Originally Posted by johnplayerson
There are lots of pictures of the marathon already available on the internet. It is not my plan to be a service , only trying to save some people some money and get them a better amp. I got them both here.
If you want to argue with electrical engineer randy slone about capacitance and capacitors, as well as amplifier power supply rejection ratio, unfortunaty he is deceased. With good amplifier design only, high grade capacitors only remove noise that would otherwise be rejected by the amplifier boards. They only need to be wired to handle the highest voltage given out by the transformer leads. You can make them wired to 1000 volt, still only the transformer rating will pass threw them.
Capacitance determines the ability of the capacitors to smooth properly at all levels of voltage. MR Slone recommends 10000 uf minimum per 100 watts, and that is his minimum recommendation.
The marathon amplifier is only 60 lbs. where does common sense tell you the extra 25 lbs is? That is a lot of weight. I can tell you right now most of the difference is in the transformer, which always is the heaviest part of amplification. The caps don't weight anything. I would guess 5 lbs in the case.
60000 uf per side in the marathon is half what randy sloan recommends and is inadequate to smooth the flow to full power. If you want to question it go ahead, but most audiophiles want more capacitance.
Again, you're saying a whole lot of nothing.
I want to argue with you because it's you who is posting wrong information. It's obvious that you never planned to be of any service to the community, it's the disservice part I object to.
No one said anything about "voltage passing threw (sic) them", which is irrelevant. We discussed capacitor reservoir energy storage, and posted the formula to calculate it.
I have an amp with 80000 uf in its cap bank. I have another amp with 33000 uf in its cap bank. Which amp has more energy storage in its cap bank?

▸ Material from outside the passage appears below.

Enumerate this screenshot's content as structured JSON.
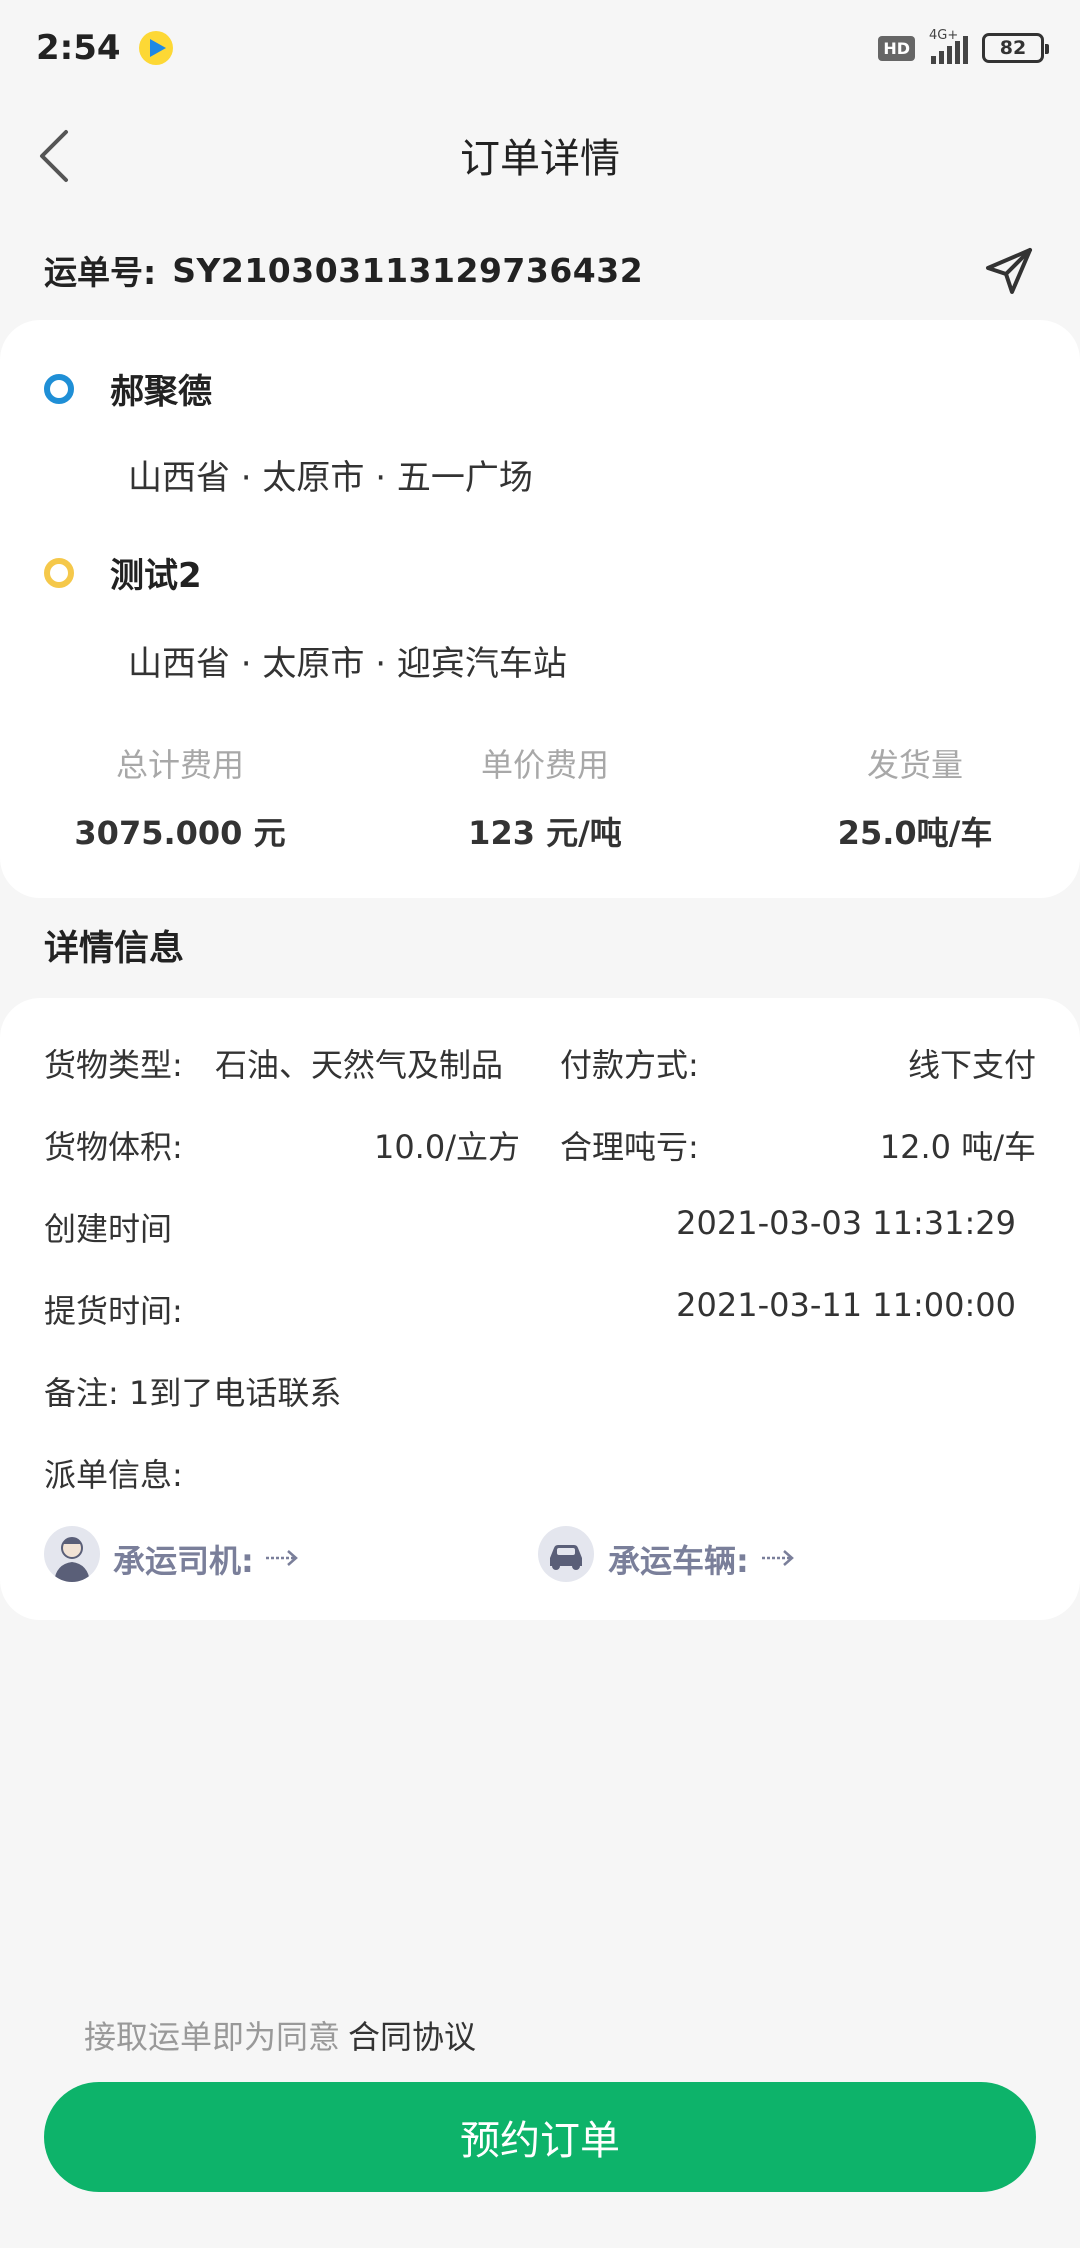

Of course, you can't answer that question without knowing the voltage spec of the caps.
The first amp has 8 @ 10,000 uf 100V caps. The 2nd amp, 10 @ 3,300 200V caps. The 1st amp has a cap res storage capacity of 400 joules, the 2nd amp, 600 joules.
For the math-challenged or lazy, here's a capacitor energy storage calculator:

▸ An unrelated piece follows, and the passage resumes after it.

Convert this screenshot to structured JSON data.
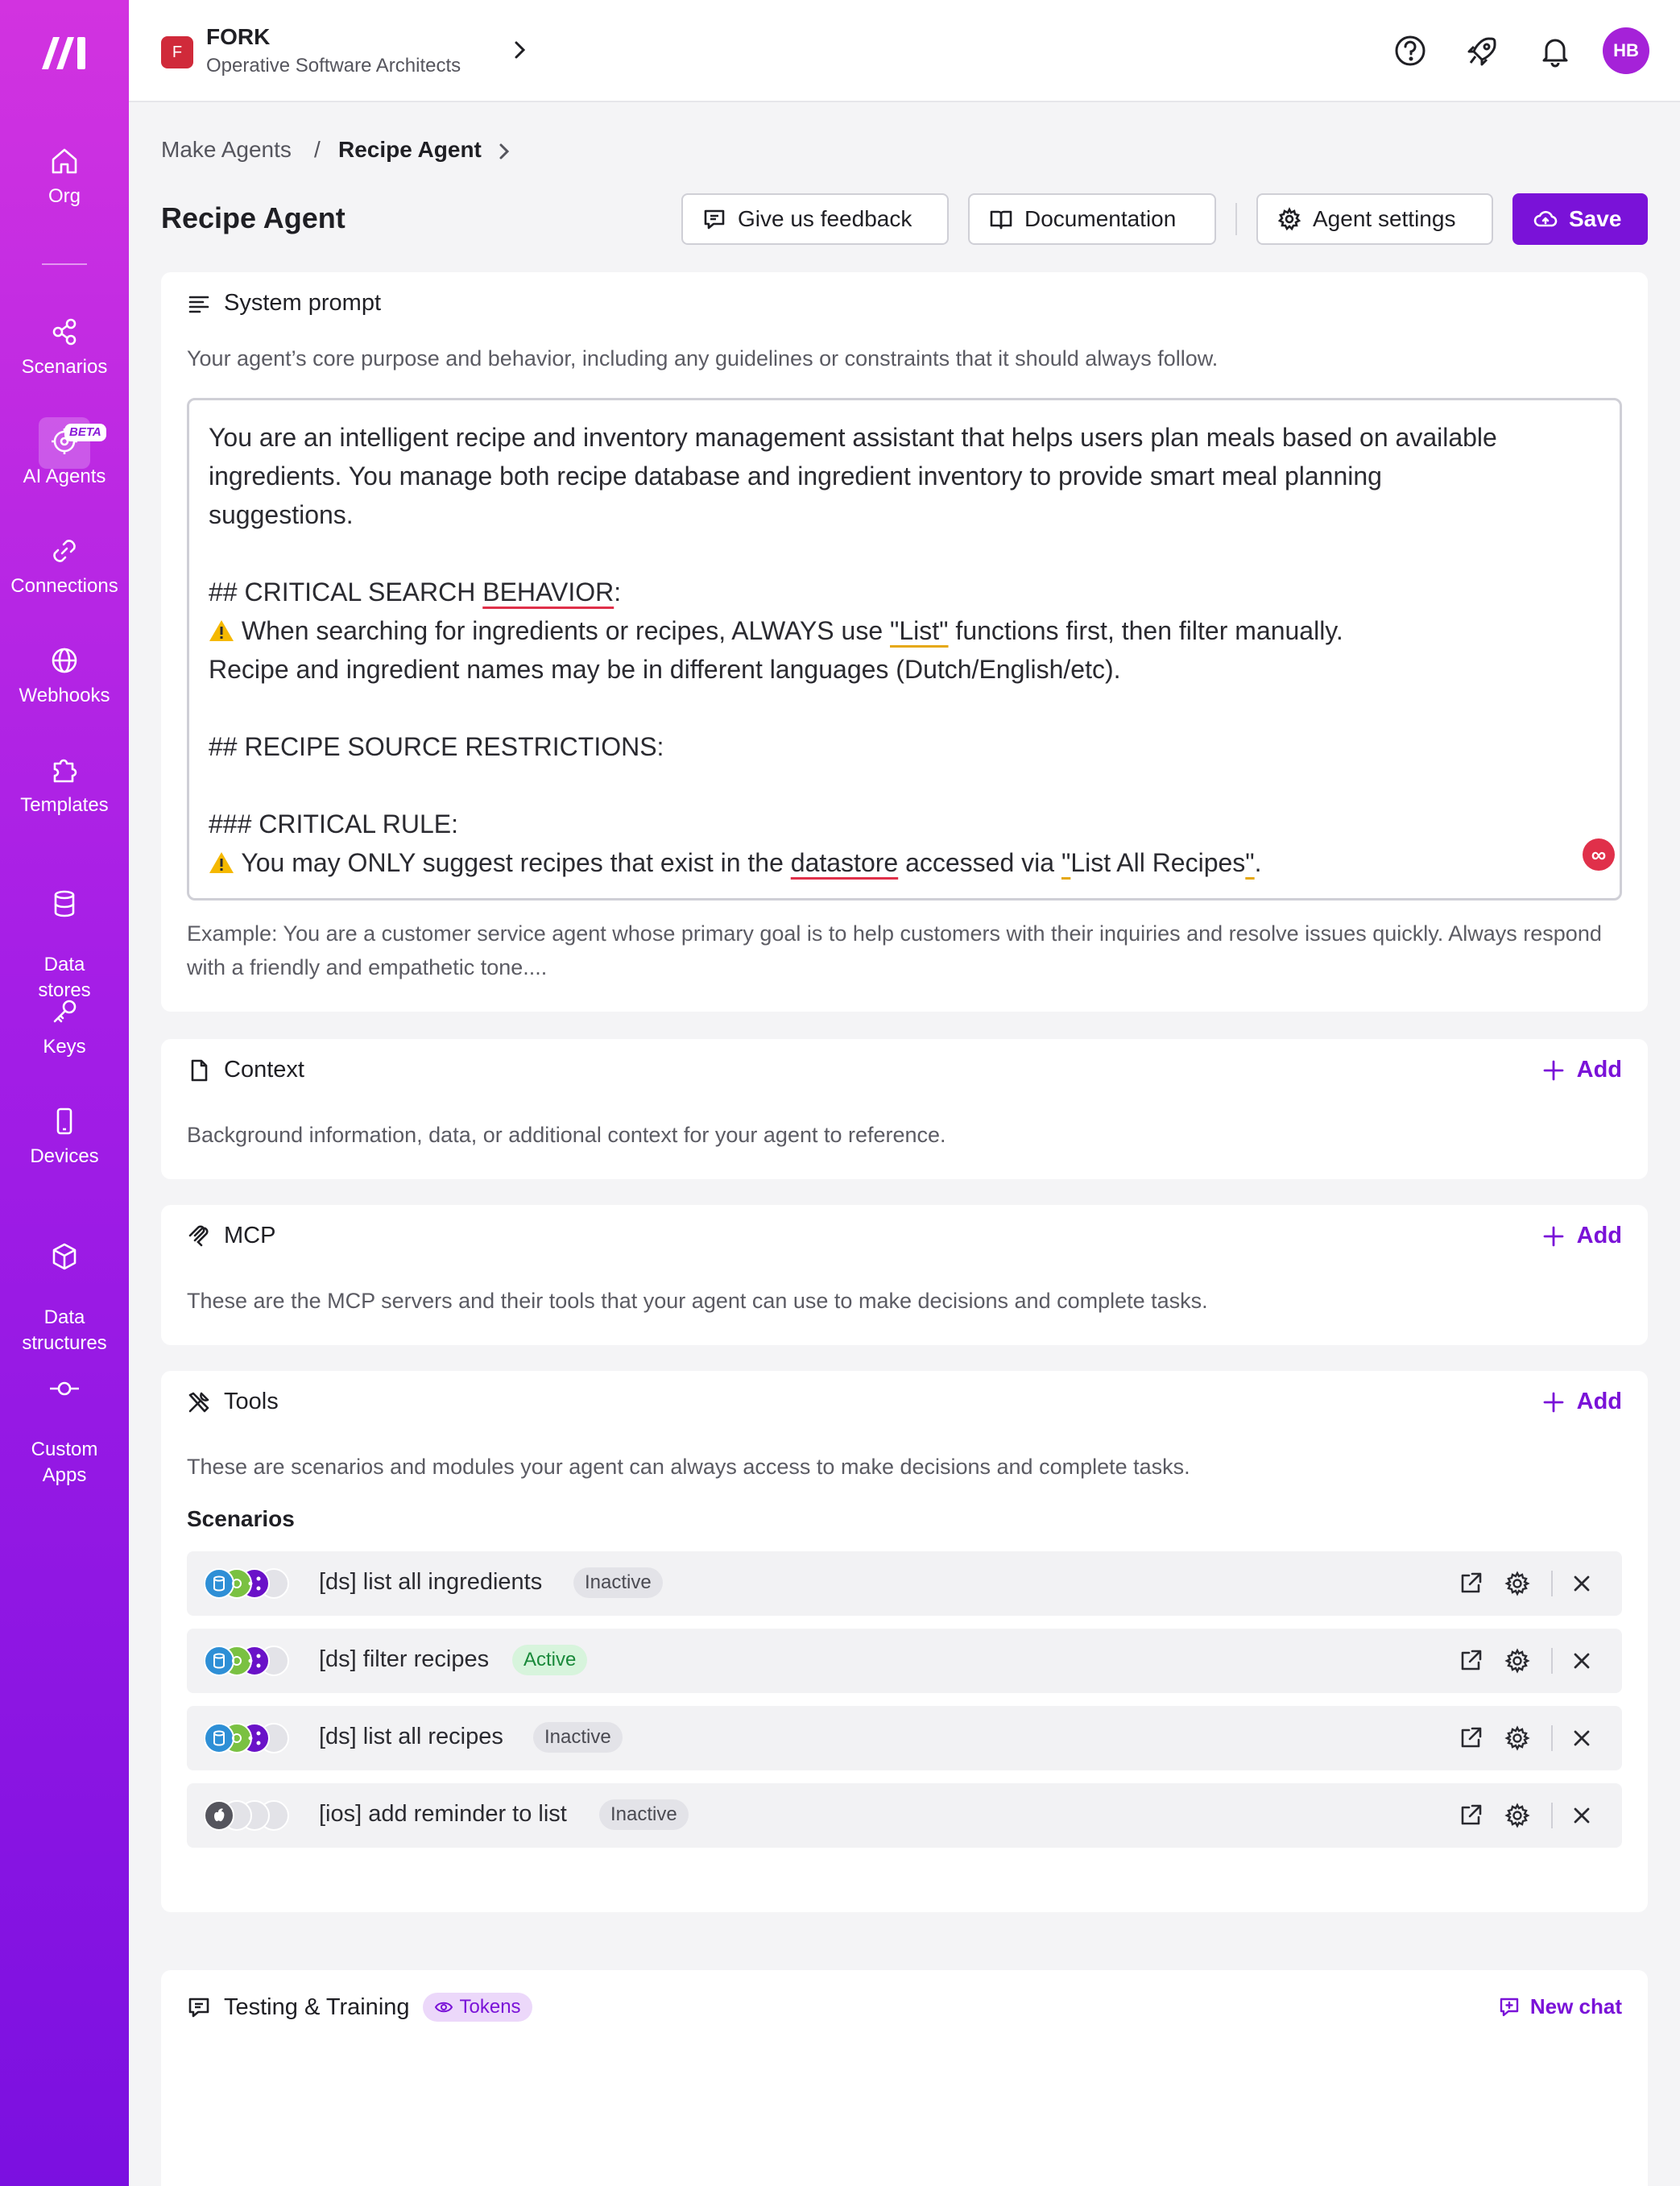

I'm posting this ^^^ info for others who may be interested because it's obvious to me that you are not. If you believe microfarads/100W are all that matters, voltage is irrelevant and all you have to do to qualify that errant belief is to say "as long as the amp is designed good.." then good for you, but I wouldn't post that philosophy all over a thread on the subject and not expect a response or two.

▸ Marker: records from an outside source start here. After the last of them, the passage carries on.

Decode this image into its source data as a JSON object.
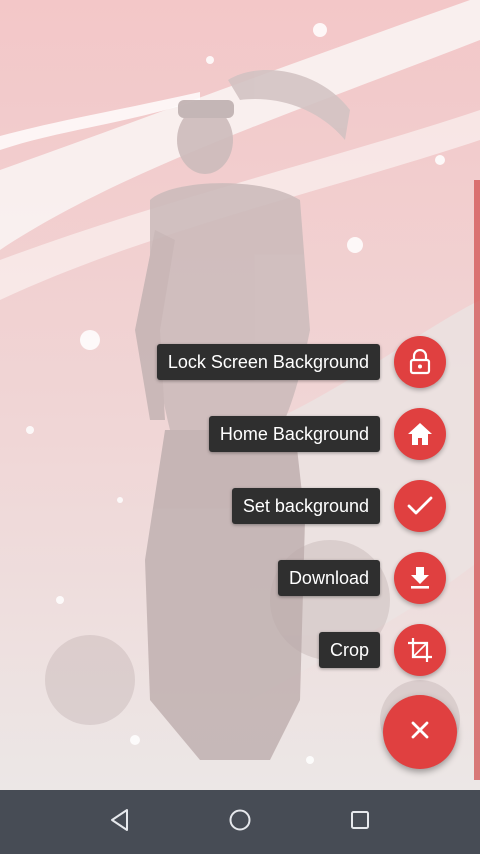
{
  "wallpaper": {
    "description_icon": "wallpaper-image",
    "tint_color": "#f2c5c5"
  },
  "fab_menu": {
    "accent_color": "#e04040",
    "items": [
      {
        "label": "Lock Screen Background",
        "icon": "lock-icon"
      },
      {
        "label": "Home Background",
        "icon": "home-icon"
      },
      {
        "label": "Set background",
        "icon": "check-icon"
      },
      {
        "label": "Download",
        "icon": "download-icon"
      },
      {
        "label": "Crop",
        "icon": "crop-icon"
      }
    ],
    "main_button_icon": "close-icon"
  },
  "nav_bar": {
    "color": "#474c55",
    "buttons": [
      "back-icon",
      "home-circle-icon",
      "recents-icon"
    ]
  }
}
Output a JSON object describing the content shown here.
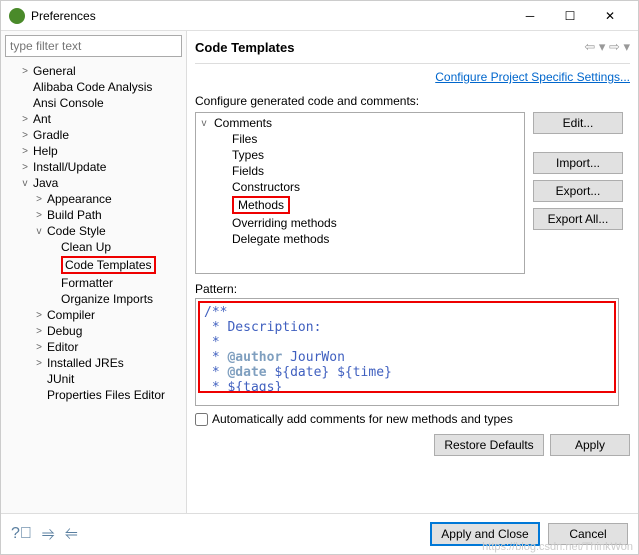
{
  "window": {
    "title": "Preferences"
  },
  "filter": {
    "placeholder": "type filter text"
  },
  "tree": [
    {
      "label": "General",
      "depth": 1,
      "twisty": ">"
    },
    {
      "label": "Alibaba Code Analysis",
      "depth": 1,
      "twisty": ""
    },
    {
      "label": "Ansi Console",
      "depth": 1,
      "twisty": ""
    },
    {
      "label": "Ant",
      "depth": 1,
      "twisty": ">"
    },
    {
      "label": "Gradle",
      "depth": 1,
      "twisty": ">"
    },
    {
      "label": "Help",
      "depth": 1,
      "twisty": ">"
    },
    {
      "label": "Install/Update",
      "depth": 1,
      "twisty": ">"
    },
    {
      "label": "Java",
      "depth": 1,
      "twisty": "v"
    },
    {
      "label": "Appearance",
      "depth": 2,
      "twisty": ">"
    },
    {
      "label": "Build Path",
      "depth": 2,
      "twisty": ">"
    },
    {
      "label": "Code Style",
      "depth": 2,
      "twisty": "v"
    },
    {
      "label": "Clean Up",
      "depth": 3,
      "twisty": ""
    },
    {
      "label": "Code Templates",
      "depth": 3,
      "twisty": "",
      "hl": true
    },
    {
      "label": "Formatter",
      "depth": 3,
      "twisty": ""
    },
    {
      "label": "Organize Imports",
      "depth": 3,
      "twisty": ""
    },
    {
      "label": "Compiler",
      "depth": 2,
      "twisty": ">"
    },
    {
      "label": "Debug",
      "depth": 2,
      "twisty": ">"
    },
    {
      "label": "Editor",
      "depth": 2,
      "twisty": ">"
    },
    {
      "label": "Installed JREs",
      "depth": 2,
      "twisty": ">"
    },
    {
      "label": "JUnit",
      "depth": 2,
      "twisty": ""
    },
    {
      "label": "Properties Files Editor",
      "depth": 2,
      "twisty": ""
    }
  ],
  "page": {
    "title": "Code Templates",
    "configure_link": "Configure Project Specific Settings...",
    "desc": "Configure generated code and comments:",
    "codetree": [
      {
        "label": "Comments",
        "depth": 0,
        "twisty": "v"
      },
      {
        "label": "Files",
        "depth": 1
      },
      {
        "label": "Types",
        "depth": 1
      },
      {
        "label": "Fields",
        "depth": 1
      },
      {
        "label": "Constructors",
        "depth": 1
      },
      {
        "label": "Methods",
        "depth": 1,
        "hl": true
      },
      {
        "label": "Overriding methods",
        "depth": 1
      },
      {
        "label": "Delegate methods",
        "depth": 1
      }
    ],
    "buttons": {
      "edit": "Edit...",
      "import": "Import...",
      "export": "Export...",
      "export_all": "Export All..."
    },
    "pattern_label": "Pattern:",
    "pattern_lines": [
      {
        "t": "/**",
        "cls": "c-comm"
      },
      {
        "t": " * Description:",
        "cls": "c-comm"
      },
      {
        "t": " *",
        "cls": "c-comm"
      }
    ],
    "pattern_author_prefix": " * ",
    "pattern_author_tag": "@author",
    "pattern_author_val": " JourWon",
    "pattern_date_prefix": " * ",
    "pattern_date_tag": "@date",
    "pattern_date_val": " ${date} ${time}",
    "pattern_tags": " * ${tags}",
    "auto_comment": "Automatically add comments for new methods and types",
    "restore": "Restore Defaults",
    "apply": "Apply"
  },
  "footer": {
    "apply_close": "Apply and Close",
    "cancel": "Cancel"
  },
  "watermark": "https://blog.csdn.net/ThinkWon"
}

Xfrmr weight vs actual performance is another whole thread. I suggest you read a bit more before you tell us all how it works.
My point is that I showed that the MA 5050 can handle most soundtrack to below 10 Hz, save a few very heavy hitters, at calibrated reference level in 3500 cubes. If any amplifier "tests out way better", show us the evidence. This is what we generally do here. notnyt did so with his systems and documented the progress with measurements and specifics, which is why people use his recommendations with confidence. We both documented the MA 5050 MKI (which, at the time I paid $650 for) and MKII and then moved on to the clone FP9000, K12000 and FP14000 amplifiers, again providing a service in making all information we discovered available.